▸ Your task
The answer should be each line from the entries below that has the word "high" in it.

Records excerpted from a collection
• • •

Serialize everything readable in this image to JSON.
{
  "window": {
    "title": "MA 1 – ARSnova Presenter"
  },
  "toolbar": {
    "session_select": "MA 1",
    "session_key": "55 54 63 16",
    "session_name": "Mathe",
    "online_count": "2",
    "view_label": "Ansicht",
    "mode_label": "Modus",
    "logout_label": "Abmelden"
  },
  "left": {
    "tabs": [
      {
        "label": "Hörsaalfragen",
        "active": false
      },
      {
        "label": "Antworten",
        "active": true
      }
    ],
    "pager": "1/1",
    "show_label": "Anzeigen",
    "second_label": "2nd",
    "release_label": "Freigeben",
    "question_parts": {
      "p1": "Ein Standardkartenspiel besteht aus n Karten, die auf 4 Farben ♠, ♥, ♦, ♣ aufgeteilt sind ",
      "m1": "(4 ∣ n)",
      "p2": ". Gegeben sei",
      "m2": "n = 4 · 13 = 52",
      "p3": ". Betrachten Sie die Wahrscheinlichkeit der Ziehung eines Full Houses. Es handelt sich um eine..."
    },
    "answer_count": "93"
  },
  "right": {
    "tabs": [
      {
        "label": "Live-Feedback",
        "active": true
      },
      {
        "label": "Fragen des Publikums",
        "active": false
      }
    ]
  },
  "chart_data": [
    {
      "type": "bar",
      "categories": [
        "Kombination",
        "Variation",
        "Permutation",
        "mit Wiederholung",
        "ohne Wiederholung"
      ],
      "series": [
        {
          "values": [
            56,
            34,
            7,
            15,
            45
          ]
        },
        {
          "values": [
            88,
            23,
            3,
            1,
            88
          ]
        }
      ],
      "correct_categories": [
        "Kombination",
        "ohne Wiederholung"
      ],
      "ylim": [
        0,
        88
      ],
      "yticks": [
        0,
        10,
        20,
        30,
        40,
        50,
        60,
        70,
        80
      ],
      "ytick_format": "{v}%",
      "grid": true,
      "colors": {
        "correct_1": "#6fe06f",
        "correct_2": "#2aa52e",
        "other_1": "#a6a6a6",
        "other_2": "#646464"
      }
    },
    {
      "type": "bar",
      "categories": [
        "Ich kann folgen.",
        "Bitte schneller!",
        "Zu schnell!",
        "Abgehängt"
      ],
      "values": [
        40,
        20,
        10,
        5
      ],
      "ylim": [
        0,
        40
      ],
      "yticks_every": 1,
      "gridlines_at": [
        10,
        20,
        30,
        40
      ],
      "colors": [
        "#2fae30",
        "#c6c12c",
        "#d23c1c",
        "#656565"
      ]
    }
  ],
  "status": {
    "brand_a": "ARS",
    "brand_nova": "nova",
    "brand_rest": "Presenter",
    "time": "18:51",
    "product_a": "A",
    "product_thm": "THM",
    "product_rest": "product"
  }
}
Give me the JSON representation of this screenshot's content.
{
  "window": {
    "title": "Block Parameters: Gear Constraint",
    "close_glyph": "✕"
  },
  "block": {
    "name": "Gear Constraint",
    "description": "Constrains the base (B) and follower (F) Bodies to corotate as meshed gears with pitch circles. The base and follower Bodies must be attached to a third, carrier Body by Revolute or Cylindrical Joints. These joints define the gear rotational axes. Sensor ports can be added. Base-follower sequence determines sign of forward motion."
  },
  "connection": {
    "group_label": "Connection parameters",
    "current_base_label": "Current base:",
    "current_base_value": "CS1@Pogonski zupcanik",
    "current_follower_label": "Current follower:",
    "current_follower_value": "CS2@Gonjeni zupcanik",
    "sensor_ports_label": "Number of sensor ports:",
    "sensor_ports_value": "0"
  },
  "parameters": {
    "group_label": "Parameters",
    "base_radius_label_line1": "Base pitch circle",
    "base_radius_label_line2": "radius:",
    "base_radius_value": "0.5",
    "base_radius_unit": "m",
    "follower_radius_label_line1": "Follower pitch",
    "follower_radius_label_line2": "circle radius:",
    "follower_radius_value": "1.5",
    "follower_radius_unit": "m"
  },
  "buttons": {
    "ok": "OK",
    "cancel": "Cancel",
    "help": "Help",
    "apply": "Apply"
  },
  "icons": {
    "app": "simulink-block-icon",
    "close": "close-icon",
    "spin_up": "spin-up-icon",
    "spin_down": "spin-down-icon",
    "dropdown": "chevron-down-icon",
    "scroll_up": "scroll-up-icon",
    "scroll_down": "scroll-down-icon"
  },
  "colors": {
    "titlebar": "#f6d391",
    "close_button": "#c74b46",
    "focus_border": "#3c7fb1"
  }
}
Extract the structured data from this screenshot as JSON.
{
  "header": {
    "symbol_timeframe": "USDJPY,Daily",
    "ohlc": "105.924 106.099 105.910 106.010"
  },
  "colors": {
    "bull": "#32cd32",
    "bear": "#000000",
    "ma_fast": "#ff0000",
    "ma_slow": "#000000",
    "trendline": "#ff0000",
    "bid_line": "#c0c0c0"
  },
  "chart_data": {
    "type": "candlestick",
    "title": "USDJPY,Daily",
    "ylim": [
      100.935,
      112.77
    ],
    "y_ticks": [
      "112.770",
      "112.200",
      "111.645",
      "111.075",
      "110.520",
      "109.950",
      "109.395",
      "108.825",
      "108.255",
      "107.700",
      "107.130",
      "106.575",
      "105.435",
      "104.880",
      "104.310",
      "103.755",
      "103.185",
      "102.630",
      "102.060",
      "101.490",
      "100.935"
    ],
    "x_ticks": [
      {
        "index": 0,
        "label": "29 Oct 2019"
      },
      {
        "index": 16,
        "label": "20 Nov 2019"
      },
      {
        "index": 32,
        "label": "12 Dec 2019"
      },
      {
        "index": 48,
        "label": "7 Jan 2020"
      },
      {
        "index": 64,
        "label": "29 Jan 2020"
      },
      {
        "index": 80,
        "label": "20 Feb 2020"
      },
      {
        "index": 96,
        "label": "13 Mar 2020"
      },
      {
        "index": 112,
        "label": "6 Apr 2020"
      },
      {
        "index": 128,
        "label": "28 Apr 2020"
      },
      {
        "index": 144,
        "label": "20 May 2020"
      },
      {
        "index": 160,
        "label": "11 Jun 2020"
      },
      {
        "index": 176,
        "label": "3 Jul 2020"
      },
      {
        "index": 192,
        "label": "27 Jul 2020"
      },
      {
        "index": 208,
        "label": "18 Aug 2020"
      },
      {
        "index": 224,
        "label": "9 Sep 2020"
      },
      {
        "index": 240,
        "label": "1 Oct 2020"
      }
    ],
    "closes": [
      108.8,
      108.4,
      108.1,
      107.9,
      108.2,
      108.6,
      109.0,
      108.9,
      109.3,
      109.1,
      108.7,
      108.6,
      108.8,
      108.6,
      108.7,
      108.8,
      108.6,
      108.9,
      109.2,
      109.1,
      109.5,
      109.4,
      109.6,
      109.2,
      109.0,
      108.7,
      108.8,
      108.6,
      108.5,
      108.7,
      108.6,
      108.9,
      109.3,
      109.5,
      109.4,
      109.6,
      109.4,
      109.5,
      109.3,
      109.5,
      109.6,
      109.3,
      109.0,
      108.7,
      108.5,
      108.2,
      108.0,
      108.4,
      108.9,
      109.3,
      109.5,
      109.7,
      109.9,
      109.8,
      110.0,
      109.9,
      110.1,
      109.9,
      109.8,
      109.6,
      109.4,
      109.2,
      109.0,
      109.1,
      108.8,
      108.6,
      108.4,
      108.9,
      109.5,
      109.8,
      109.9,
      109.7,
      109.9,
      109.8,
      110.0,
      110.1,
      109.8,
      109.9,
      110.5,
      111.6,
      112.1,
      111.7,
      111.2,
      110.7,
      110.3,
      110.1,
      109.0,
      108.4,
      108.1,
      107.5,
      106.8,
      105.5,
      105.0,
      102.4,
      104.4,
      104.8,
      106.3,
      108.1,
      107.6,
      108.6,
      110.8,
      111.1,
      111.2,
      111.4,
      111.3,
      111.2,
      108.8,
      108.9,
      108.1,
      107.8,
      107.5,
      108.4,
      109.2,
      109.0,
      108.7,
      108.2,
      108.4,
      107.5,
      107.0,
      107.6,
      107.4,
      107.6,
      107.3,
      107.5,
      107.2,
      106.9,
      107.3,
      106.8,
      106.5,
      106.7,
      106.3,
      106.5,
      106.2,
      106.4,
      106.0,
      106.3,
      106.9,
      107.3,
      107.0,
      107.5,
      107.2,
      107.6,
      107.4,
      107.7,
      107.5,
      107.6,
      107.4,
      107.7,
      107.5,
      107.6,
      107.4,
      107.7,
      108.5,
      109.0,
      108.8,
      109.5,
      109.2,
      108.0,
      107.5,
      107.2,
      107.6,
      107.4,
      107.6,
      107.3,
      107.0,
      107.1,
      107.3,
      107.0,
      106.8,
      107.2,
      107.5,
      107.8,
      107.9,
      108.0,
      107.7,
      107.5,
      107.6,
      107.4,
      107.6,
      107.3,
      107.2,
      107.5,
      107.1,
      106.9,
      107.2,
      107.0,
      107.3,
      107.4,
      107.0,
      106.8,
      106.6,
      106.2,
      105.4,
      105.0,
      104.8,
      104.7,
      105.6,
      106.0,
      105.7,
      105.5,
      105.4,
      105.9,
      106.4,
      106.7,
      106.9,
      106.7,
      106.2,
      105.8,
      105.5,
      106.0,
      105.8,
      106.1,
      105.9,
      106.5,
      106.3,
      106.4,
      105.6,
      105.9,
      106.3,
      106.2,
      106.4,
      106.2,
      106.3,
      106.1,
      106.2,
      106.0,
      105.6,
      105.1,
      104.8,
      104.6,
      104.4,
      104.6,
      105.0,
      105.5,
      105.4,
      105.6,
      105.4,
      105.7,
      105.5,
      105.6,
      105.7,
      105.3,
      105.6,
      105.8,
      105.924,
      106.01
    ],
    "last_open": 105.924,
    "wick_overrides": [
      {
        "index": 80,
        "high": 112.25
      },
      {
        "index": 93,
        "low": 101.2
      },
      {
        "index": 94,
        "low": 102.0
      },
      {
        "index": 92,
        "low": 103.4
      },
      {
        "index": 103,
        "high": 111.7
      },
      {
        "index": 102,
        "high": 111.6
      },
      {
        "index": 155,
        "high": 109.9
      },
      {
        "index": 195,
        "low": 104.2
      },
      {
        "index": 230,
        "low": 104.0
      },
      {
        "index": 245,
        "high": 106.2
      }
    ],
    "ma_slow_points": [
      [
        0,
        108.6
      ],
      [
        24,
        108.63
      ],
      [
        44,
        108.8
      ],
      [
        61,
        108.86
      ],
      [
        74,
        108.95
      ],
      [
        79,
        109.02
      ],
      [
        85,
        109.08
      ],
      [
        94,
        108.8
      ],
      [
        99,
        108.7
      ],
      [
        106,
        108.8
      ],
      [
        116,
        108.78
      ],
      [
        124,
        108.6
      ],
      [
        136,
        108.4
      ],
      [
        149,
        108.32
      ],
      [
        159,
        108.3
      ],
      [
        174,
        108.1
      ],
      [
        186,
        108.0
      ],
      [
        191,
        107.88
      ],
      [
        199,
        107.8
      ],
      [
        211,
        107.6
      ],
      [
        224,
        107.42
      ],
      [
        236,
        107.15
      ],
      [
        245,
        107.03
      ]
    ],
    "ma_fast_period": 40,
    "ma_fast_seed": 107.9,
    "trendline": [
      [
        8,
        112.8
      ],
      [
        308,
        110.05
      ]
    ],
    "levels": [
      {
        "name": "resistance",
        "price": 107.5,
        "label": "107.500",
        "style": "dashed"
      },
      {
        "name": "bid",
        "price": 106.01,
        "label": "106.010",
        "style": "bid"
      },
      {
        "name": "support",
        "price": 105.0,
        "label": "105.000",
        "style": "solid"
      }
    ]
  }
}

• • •

▸ Task response
        "high": 112.25
        "high": 111.7
        "high": 111.6
        "high": 109.9
        "high": 106.2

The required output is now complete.